> **What the task requires**:
For each line of the listing that holds "gitbash", show the full line.

[[ Entries shown, beginning ]]

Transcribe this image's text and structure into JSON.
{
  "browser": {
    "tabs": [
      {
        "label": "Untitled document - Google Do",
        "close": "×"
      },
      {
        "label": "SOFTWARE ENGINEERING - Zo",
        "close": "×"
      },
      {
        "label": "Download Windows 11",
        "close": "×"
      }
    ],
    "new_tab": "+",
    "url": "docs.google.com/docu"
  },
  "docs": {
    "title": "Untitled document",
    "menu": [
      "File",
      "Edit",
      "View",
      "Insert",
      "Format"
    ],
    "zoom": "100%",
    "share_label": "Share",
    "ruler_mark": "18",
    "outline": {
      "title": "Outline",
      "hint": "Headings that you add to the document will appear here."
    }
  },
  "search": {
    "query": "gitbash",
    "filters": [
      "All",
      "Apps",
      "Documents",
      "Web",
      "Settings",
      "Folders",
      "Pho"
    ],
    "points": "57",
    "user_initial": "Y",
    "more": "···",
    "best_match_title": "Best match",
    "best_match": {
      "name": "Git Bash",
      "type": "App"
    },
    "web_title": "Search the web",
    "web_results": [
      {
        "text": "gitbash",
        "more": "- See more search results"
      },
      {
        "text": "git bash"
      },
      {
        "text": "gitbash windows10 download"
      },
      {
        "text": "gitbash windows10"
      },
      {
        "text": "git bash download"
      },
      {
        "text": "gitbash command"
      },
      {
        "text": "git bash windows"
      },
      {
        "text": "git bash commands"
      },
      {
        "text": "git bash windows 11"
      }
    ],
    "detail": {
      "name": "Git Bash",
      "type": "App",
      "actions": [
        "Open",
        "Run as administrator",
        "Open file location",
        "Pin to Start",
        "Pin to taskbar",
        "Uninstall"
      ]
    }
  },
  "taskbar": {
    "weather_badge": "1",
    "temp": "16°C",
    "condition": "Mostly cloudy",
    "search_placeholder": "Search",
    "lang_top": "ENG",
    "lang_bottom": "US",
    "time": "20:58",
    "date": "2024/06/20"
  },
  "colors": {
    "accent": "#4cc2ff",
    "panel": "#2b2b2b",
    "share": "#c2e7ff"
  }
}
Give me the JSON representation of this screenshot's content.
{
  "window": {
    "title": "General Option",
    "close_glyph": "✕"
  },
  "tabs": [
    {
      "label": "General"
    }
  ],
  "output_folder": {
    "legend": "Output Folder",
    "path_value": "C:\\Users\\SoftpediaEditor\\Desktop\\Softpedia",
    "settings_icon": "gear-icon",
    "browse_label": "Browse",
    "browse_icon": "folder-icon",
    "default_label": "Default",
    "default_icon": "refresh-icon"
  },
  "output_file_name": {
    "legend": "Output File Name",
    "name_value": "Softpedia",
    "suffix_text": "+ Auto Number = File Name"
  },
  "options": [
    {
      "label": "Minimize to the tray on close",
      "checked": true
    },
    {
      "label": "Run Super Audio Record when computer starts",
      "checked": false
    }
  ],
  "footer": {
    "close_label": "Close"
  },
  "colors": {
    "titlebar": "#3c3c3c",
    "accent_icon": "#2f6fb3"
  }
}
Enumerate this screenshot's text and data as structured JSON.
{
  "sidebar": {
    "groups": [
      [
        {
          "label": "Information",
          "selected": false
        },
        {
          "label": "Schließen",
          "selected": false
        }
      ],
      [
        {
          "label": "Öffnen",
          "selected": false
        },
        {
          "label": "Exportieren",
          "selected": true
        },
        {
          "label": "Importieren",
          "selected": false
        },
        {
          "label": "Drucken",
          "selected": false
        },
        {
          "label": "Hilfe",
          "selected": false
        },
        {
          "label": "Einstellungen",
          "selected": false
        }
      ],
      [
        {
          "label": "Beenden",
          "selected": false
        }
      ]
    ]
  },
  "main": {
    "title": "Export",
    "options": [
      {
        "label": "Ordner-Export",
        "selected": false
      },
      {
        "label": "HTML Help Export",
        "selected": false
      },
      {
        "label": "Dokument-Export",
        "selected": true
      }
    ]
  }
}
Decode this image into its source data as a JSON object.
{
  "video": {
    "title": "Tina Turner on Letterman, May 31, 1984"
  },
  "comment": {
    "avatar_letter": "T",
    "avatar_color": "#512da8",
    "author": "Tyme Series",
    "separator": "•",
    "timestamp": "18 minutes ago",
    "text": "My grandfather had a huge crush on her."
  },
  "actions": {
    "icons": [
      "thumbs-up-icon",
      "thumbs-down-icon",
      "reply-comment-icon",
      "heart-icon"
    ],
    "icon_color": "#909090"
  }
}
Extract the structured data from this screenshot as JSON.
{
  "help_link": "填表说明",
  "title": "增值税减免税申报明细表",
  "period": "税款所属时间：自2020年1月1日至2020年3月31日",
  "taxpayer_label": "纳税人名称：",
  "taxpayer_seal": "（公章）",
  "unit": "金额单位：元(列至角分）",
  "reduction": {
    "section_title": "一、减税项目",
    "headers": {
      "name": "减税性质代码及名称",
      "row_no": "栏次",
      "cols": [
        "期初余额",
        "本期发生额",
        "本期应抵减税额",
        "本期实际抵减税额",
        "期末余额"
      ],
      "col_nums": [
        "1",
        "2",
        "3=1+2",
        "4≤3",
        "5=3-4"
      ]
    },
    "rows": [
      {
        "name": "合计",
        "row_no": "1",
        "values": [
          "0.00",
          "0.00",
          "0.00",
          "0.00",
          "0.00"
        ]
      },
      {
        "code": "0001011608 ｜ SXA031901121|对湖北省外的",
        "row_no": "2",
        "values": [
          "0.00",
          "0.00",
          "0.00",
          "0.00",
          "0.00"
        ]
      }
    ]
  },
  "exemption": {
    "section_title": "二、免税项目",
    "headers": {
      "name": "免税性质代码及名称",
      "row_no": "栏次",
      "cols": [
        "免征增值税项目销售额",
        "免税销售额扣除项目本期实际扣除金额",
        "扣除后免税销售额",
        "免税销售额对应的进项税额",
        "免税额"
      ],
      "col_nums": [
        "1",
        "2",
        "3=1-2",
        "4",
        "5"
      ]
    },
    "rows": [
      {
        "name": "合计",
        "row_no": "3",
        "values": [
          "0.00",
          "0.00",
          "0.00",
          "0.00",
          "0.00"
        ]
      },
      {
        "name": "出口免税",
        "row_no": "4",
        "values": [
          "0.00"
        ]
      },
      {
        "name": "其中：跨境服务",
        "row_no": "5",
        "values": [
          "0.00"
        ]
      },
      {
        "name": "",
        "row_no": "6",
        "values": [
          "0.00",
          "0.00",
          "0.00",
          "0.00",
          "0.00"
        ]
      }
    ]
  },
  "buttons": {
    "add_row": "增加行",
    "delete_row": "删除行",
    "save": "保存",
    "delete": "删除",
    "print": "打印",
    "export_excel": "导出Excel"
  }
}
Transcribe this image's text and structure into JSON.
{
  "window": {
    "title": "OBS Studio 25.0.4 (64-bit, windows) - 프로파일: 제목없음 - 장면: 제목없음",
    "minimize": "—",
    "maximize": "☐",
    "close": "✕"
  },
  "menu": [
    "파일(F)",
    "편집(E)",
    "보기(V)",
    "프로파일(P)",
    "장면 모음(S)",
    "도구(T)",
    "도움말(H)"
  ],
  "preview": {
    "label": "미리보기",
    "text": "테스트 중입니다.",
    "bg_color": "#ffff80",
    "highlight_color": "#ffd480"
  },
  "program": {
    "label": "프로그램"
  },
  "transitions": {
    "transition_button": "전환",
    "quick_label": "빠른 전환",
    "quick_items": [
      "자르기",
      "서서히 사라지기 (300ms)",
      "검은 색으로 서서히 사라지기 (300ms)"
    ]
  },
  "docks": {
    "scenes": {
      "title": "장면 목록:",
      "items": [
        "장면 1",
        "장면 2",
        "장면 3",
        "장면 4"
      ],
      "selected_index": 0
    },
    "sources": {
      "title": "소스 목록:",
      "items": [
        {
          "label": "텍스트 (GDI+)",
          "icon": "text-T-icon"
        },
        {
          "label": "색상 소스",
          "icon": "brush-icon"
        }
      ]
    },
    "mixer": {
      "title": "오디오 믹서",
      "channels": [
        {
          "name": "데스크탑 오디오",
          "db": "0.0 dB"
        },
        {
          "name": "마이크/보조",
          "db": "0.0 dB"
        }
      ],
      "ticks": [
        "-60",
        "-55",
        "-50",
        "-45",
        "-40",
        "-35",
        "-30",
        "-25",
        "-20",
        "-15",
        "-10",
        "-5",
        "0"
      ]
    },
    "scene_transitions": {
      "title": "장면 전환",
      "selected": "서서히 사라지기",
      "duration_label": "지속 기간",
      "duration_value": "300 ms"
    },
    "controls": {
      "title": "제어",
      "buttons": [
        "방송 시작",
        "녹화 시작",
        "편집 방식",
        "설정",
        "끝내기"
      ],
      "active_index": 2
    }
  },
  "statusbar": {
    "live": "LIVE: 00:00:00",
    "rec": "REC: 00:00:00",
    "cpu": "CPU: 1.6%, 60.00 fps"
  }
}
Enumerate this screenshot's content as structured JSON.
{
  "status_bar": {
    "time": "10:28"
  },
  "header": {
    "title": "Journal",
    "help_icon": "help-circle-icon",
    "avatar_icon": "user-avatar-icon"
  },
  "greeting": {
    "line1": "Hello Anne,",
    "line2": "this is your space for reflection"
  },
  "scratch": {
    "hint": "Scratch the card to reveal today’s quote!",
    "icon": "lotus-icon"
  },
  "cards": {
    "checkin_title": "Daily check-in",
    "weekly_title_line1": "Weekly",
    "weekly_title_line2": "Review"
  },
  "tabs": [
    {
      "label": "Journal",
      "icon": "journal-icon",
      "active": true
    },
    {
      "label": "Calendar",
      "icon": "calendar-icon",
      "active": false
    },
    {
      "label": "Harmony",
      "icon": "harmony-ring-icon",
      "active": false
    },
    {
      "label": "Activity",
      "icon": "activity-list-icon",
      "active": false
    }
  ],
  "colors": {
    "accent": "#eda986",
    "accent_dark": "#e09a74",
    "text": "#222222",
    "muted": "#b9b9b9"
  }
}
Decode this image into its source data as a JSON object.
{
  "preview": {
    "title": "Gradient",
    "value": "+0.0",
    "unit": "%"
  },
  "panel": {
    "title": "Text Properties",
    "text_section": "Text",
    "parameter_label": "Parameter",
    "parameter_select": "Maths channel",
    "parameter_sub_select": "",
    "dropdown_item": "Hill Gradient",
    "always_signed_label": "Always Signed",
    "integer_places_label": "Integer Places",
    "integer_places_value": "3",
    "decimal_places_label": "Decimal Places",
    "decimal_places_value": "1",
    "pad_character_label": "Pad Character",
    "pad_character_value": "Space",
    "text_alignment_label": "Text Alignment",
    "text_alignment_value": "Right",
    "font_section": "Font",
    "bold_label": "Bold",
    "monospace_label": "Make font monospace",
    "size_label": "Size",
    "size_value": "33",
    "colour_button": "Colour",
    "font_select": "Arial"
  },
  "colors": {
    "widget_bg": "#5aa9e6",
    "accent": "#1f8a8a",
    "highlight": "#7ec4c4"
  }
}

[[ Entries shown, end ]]

> **Expected answer**:
    "query": "gitbash",
        "text": "gitbash",
        "text": "gitbash windows10 download"
        "text": "gitbash windows10"
        "text": "gitbash command"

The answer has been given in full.